• **To do**: Please state how many lines in the records below contain the word "count"; the number alone is the answer.

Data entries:
--

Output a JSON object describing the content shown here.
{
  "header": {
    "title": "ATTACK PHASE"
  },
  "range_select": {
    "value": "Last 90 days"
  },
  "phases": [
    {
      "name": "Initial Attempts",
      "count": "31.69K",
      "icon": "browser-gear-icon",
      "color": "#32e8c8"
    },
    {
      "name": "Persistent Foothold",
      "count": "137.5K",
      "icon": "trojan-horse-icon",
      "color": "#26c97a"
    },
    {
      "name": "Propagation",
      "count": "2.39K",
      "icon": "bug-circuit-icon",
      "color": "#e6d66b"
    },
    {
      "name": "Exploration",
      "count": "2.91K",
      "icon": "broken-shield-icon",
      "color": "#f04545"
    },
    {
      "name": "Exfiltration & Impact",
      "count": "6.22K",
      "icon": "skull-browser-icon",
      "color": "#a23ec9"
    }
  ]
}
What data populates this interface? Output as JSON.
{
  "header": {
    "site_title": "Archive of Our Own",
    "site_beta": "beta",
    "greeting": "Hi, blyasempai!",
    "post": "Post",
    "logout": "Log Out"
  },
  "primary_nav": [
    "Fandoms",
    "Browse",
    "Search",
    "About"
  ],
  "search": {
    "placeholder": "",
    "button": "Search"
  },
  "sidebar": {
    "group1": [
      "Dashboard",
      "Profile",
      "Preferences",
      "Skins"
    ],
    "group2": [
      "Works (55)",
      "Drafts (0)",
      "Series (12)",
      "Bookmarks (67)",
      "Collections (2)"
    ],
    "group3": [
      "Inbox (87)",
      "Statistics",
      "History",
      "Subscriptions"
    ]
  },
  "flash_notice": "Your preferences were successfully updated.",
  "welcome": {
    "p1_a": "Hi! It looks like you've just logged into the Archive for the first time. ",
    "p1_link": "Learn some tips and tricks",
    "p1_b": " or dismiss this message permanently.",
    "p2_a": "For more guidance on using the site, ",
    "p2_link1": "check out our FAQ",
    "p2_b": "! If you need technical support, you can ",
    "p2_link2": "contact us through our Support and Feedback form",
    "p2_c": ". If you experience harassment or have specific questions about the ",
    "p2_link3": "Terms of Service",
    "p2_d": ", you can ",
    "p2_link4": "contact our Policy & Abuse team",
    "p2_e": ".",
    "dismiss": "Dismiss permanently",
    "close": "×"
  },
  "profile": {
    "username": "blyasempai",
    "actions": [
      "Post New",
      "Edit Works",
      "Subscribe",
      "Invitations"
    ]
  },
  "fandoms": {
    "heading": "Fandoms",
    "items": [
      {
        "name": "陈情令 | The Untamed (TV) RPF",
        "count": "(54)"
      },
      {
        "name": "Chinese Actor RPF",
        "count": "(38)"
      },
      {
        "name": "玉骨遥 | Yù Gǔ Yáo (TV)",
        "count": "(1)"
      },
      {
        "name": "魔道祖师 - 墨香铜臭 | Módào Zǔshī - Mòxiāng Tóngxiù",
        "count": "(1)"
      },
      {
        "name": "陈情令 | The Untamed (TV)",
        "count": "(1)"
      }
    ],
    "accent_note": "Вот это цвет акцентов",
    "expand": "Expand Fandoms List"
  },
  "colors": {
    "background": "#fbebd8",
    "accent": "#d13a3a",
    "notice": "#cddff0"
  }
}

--

• **Exercise response**: 10